(App and web page records)

++++++++++++++++++++

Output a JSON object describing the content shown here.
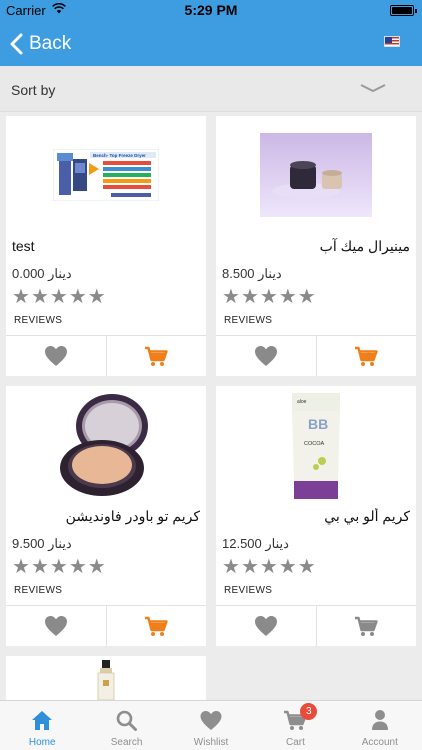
{
  "status_bar": {
    "carrier": "Carrier",
    "time": "5:29 PM"
  },
  "nav": {
    "back_label": "Back"
  },
  "sort": {
    "label": "Sort by"
  },
  "products": [
    {
      "name": "test",
      "price": "0.000 دينار",
      "reviews_label": "REVIEWS",
      "rating": 5,
      "image": "freeze-dryer-brochure"
    },
    {
      "name": "مينيرال ميك آب",
      "price": "8.500 دينار",
      "reviews_label": "REVIEWS",
      "rating": 5,
      "image": "mineral-makeup-jar"
    },
    {
      "name": "كريم تو باودر فاونديشن",
      "price": "9.500 دينار",
      "reviews_label": "REVIEWS",
      "rating": 5,
      "image": "compact-powder"
    },
    {
      "name": "كريم ألو بي بي",
      "price": "12.500 دينار",
      "reviews_label": "REVIEWS",
      "rating": 5,
      "image": "bb-cream-tube"
    },
    {
      "name": "",
      "price": "",
      "reviews_label": "",
      "rating": 0,
      "image": "lotion-bottle"
    }
  ],
  "freeze_dryer_brochure": {
    "heading": "Bench- Top Freeze Dryer"
  },
  "bb_tube": {
    "brand": "aloe",
    "logo": "BB",
    "line": "COCOA"
  },
  "tabs": [
    {
      "label": "Home",
      "icon": "home-icon",
      "active": true
    },
    {
      "label": "Search",
      "icon": "search-icon",
      "active": false
    },
    {
      "label": "Wishlist",
      "icon": "heart-icon",
      "active": false
    },
    {
      "label": "Cart",
      "icon": "cart-icon",
      "active": false,
      "badge": "3"
    },
    {
      "label": "Account",
      "icon": "account-icon",
      "active": false
    }
  ],
  "colors": {
    "primary": "#3d9de0",
    "cart_active": "#f07f1a",
    "cart_disabled": "#8a8a8a",
    "star": "#8a8a8a",
    "badge": "#e84c3d"
  }
}
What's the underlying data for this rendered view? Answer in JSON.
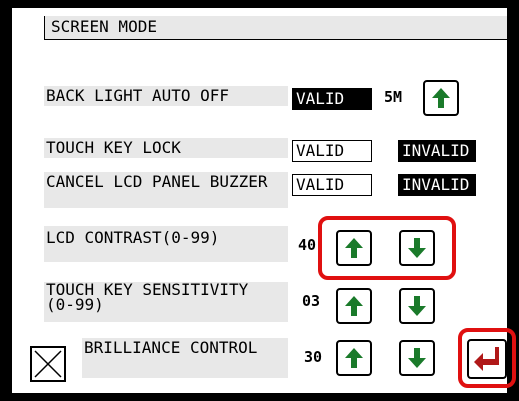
{
  "screen_title": "SCREEN MODE",
  "settings": {
    "back_light": {
      "label": "BACK LIGHT AUTO OFF",
      "value": "VALID",
      "time": "5M"
    },
    "touch_key_lock": {
      "label": "TOUCH KEY LOCK",
      "valid": "VALID",
      "invalid": "INVALID"
    },
    "cancel_buzzer": {
      "label": "CANCEL LCD PANEL BUZZER",
      "valid": "VALID",
      "invalid": "INVALID"
    },
    "lcd_contrast": {
      "label": "LCD CONTRAST(0-99)",
      "value": "40"
    },
    "touch_sensitivity": {
      "label_line1": "TOUCH KEY SENSITIVITY",
      "label_line2": "(0-99)",
      "value": "03"
    },
    "brilliance": {
      "label": "BRILLIANCE CONTROL",
      "value": "30"
    }
  },
  "colors": {
    "highlight": "#e01010",
    "enter_arrow": "#b01818",
    "up_down_arrow": "#1a7a2a"
  },
  "icons": {
    "up": "arrow-up-icon",
    "down": "arrow-down-icon",
    "cancel": "close-icon",
    "enter": "enter-icon"
  }
}
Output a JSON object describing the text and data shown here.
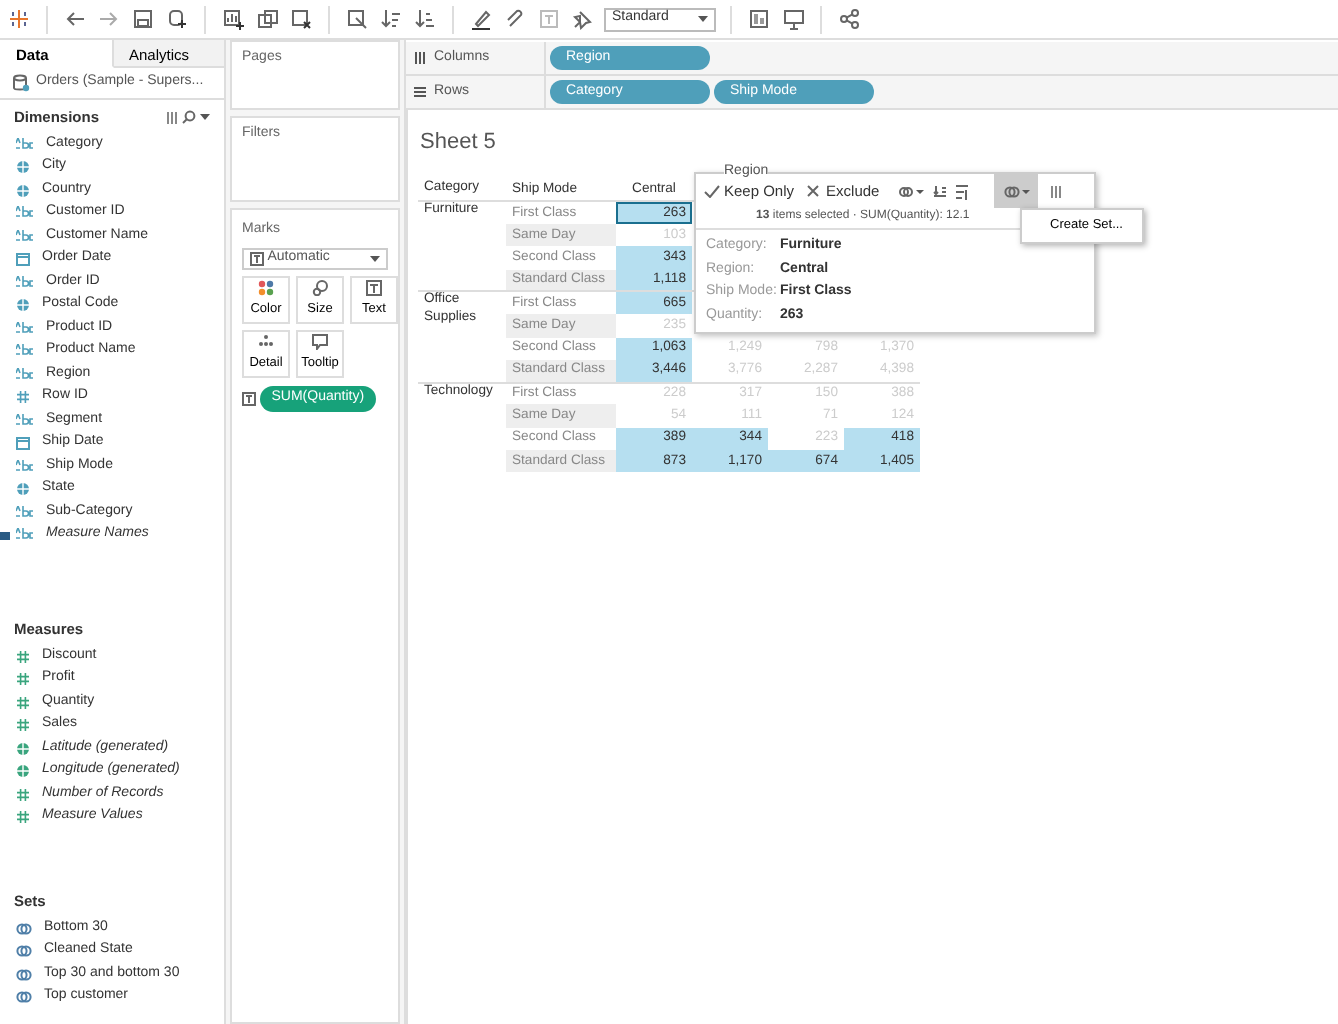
{
  "toolbar": {
    "view_size": "Standard"
  },
  "data_pane": {
    "tabs": [
      {
        "label": "Data",
        "selected": true
      },
      {
        "label": "Analytics",
        "selected": false
      }
    ],
    "datasource": "Orders (Sample - Supers...",
    "dimensions": {
      "title": "Dimensions",
      "fields": [
        {
          "name": "Category",
          "kind": "string",
          "italic": false
        },
        {
          "name": "City",
          "kind": "geo",
          "italic": false
        },
        {
          "name": "Country",
          "kind": "geo",
          "italic": false
        },
        {
          "name": "Customer ID",
          "kind": "string",
          "italic": false
        },
        {
          "name": "Customer Name",
          "kind": "string",
          "italic": false
        },
        {
          "name": "Order Date",
          "kind": "date",
          "italic": false
        },
        {
          "name": "Order ID",
          "kind": "string",
          "italic": false
        },
        {
          "name": "Postal Code",
          "kind": "geo",
          "italic": false
        },
        {
          "name": "Product ID",
          "kind": "string",
          "italic": false
        },
        {
          "name": "Product Name",
          "kind": "string",
          "italic": false
        },
        {
          "name": "Region",
          "kind": "string",
          "italic": false
        },
        {
          "name": "Row ID",
          "kind": "number",
          "italic": false
        },
        {
          "name": "Segment",
          "kind": "string",
          "italic": false
        },
        {
          "name": "Ship Date",
          "kind": "date",
          "italic": false
        },
        {
          "name": "Ship Mode",
          "kind": "string",
          "italic": false
        },
        {
          "name": "State",
          "kind": "geo",
          "italic": false
        },
        {
          "name": "Sub-Category",
          "kind": "string",
          "italic": false
        },
        {
          "name": "Measure Names",
          "kind": "string",
          "italic": true
        }
      ]
    },
    "measures": {
      "title": "Measures",
      "fields": [
        {
          "name": "Discount",
          "kind": "number",
          "italic": false
        },
        {
          "name": "Profit",
          "kind": "number",
          "italic": false
        },
        {
          "name": "Quantity",
          "kind": "number",
          "italic": false
        },
        {
          "name": "Sales",
          "kind": "number",
          "italic": false
        },
        {
          "name": "Latitude (generated)",
          "kind": "geo",
          "italic": true
        },
        {
          "name": "Longitude (generated)",
          "kind": "geo",
          "italic": true
        },
        {
          "name": "Number of Records",
          "kind": "number",
          "italic": true
        },
        {
          "name": "Measure Values",
          "kind": "number",
          "italic": true
        }
      ]
    },
    "sets": {
      "title": "Sets",
      "fields": [
        {
          "name": "Bottom 30",
          "kind": "set",
          "italic": false
        },
        {
          "name": "Cleaned State",
          "kind": "set",
          "italic": false
        },
        {
          "name": "Top 30 and bottom 30",
          "kind": "set",
          "italic": false
        },
        {
          "name": "Top customer",
          "kind": "set",
          "italic": false
        }
      ]
    }
  },
  "pages": {
    "title": "Pages"
  },
  "filters": {
    "title": "Filters"
  },
  "marks": {
    "title": "Marks",
    "mark_type": "Automatic",
    "buttons": [
      {
        "label": "Color",
        "kind": "color"
      },
      {
        "label": "Size",
        "kind": "size"
      },
      {
        "label": "Text",
        "kind": "text"
      },
      {
        "label": "Detail",
        "kind": "detail"
      },
      {
        "label": "Tooltip",
        "kind": "tooltip"
      }
    ],
    "pill": "SUM(Quantity)"
  },
  "shelves": [
    {
      "label": "Columns",
      "kind": "columns",
      "pills": [
        "Region"
      ]
    },
    {
      "label": "Rows",
      "kind": "rows",
      "pills": [
        "Category",
        "Ship Mode"
      ]
    }
  ],
  "sheet": {
    "title": "Sheet 5",
    "column_group": "Region",
    "headers": [
      "Category",
      "Ship Mode",
      "Central"
    ],
    "groups": [
      {
        "category": "Furniture",
        "rows": [
          {
            "ship_mode": "First Class",
            "cells": [
              {
                "text": "263",
                "selected": true,
                "focused": true
              }
            ]
          },
          {
            "ship_mode": "Same Day",
            "cells": [
              {
                "text": "103",
                "selected": false,
                "focused": false
              }
            ]
          },
          {
            "ship_mode": "Second Class",
            "cells": [
              {
                "text": "343",
                "selected": true,
                "focused": false
              }
            ]
          },
          {
            "ship_mode": "Standard Class",
            "cells": [
              {
                "text": "1,118",
                "selected": true,
                "focused": false
              }
            ]
          }
        ]
      },
      {
        "category": "Office Supplies",
        "rows": [
          {
            "ship_mode": "First Class",
            "cells": [
              {
                "text": "665",
                "selected": true,
                "focused": false
              }
            ]
          },
          {
            "ship_mode": "Same Day",
            "cells": [
              {
                "text": "235",
                "selected": false,
                "focused": false
              }
            ]
          },
          {
            "ship_mode": "Second Class",
            "cells": [
              {
                "text": "1,063",
                "selected": true,
                "focused": false
              },
              {
                "text": "1,249",
                "selected": false,
                "focused": false
              },
              {
                "text": "798",
                "selected": false,
                "focused": false
              },
              {
                "text": "1,370",
                "selected": false,
                "focused": false
              }
            ]
          },
          {
            "ship_mode": "Standard Class",
            "cells": [
              {
                "text": "3,446",
                "selected": true,
                "focused": false
              },
              {
                "text": "3,776",
                "selected": false,
                "focused": false
              },
              {
                "text": "2,287",
                "selected": false,
                "focused": false
              },
              {
                "text": "4,398",
                "selected": false,
                "focused": false
              }
            ]
          }
        ]
      },
      {
        "category": "Technology",
        "rows": [
          {
            "ship_mode": "First Class",
            "cells": [
              {
                "text": "228",
                "selected": false,
                "focused": false
              },
              {
                "text": "317",
                "selected": false,
                "focused": false
              },
              {
                "text": "150",
                "selected": false,
                "focused": false
              },
              {
                "text": "388",
                "selected": false,
                "focused": false
              }
            ]
          },
          {
            "ship_mode": "Same Day",
            "cells": [
              {
                "text": "54",
                "selected": false,
                "focused": false
              },
              {
                "text": "111",
                "selected": false,
                "focused": false
              },
              {
                "text": "71",
                "selected": false,
                "focused": false
              },
              {
                "text": "124",
                "selected": false,
                "focused": false
              }
            ]
          },
          {
            "ship_mode": "Second Class",
            "cells": [
              {
                "text": "389",
                "selected": true,
                "focused": false
              },
              {
                "text": "344",
                "selected": true,
                "focused": false
              },
              {
                "text": "223",
                "selected": false,
                "focused": false
              },
              {
                "text": "418",
                "selected": true,
                "focused": false
              }
            ]
          },
          {
            "ship_mode": "Standard Class",
            "cells": [
              {
                "text": "873",
                "selected": true,
                "focused": false
              },
              {
                "text": "1,170",
                "selected": true,
                "focused": false
              },
              {
                "text": "674",
                "selected": true,
                "focused": false
              },
              {
                "text": "1,405",
                "selected": true,
                "focused": false
              }
            ]
          }
        ]
      }
    ]
  },
  "tooltip": {
    "actions": [
      {
        "label": "Keep Only",
        "kind": "keep"
      },
      {
        "label": "Exclude",
        "kind": "exclude"
      }
    ],
    "summary": "**13** items selected · SUM(Quantity): 12.1",
    "details": [
      {
        "label": "Category:",
        "value": "Furniture"
      },
      {
        "label": "Region:",
        "value": "Central"
      },
      {
        "label": "Ship Mode:",
        "value": "First Class"
      },
      {
        "label": "Quantity:",
        "value": "263"
      }
    ]
  },
  "menu": {
    "items": [
      "Create Set..."
    ]
  }
}
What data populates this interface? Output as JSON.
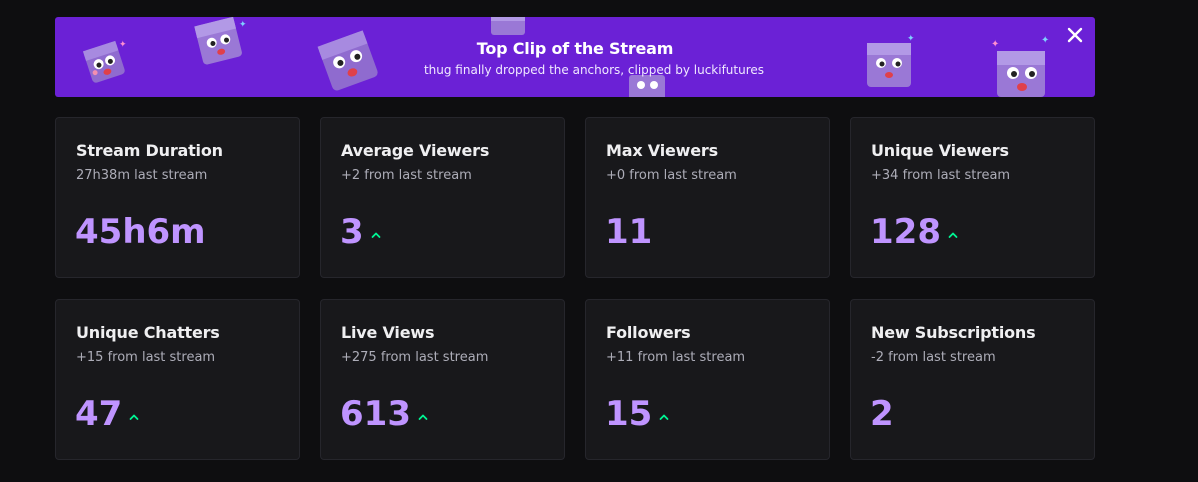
{
  "banner": {
    "title": "Top Clip of the Stream",
    "subtitle": "thug finally dropped the anchors, clipped by luckifutures",
    "background": "#6b21d6"
  },
  "stats": [
    {
      "title": "Stream Duration",
      "sub": "27h38m last stream",
      "value": "45h6m",
      "trend": "none"
    },
    {
      "title": "Average Viewers",
      "sub": "+2 from last stream",
      "value": "3",
      "trend": "up"
    },
    {
      "title": "Max Viewers",
      "sub": "+0 from last stream",
      "value": "11",
      "trend": "none"
    },
    {
      "title": "Unique Viewers",
      "sub": "+34 from last stream",
      "value": "128",
      "trend": "up"
    },
    {
      "title": "Unique Chatters",
      "sub": "+15 from last stream",
      "value": "47",
      "trend": "up"
    },
    {
      "title": "Live Views",
      "sub": "+275 from last stream",
      "value": "613",
      "trend": "up"
    },
    {
      "title": "Followers",
      "sub": "+11 from last stream",
      "value": "15",
      "trend": "up"
    },
    {
      "title": "New Subscriptions",
      "sub": "-2 from last stream",
      "value": "2",
      "trend": "none"
    }
  ],
  "colors": {
    "accent": "#bf94ff",
    "trend_up": "#00f593",
    "card_bg": "#18181b",
    "page_bg": "#0e0e10"
  },
  "icons": {
    "close": "close-icon",
    "trend": "arrow-up-icon",
    "mascot": "mascot-icon"
  }
}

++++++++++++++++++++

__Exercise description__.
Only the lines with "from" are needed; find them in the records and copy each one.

__Answer area__.
      "sub": "+2 from last stream",
      "sub": "+0 from last stream",
      "sub": "+34 from last stream",
      "sub": "+15 from last stream",
      "sub": "+275 from last stream",
      "sub": "+11 from last stream",
      "sub": "-2 from last stream",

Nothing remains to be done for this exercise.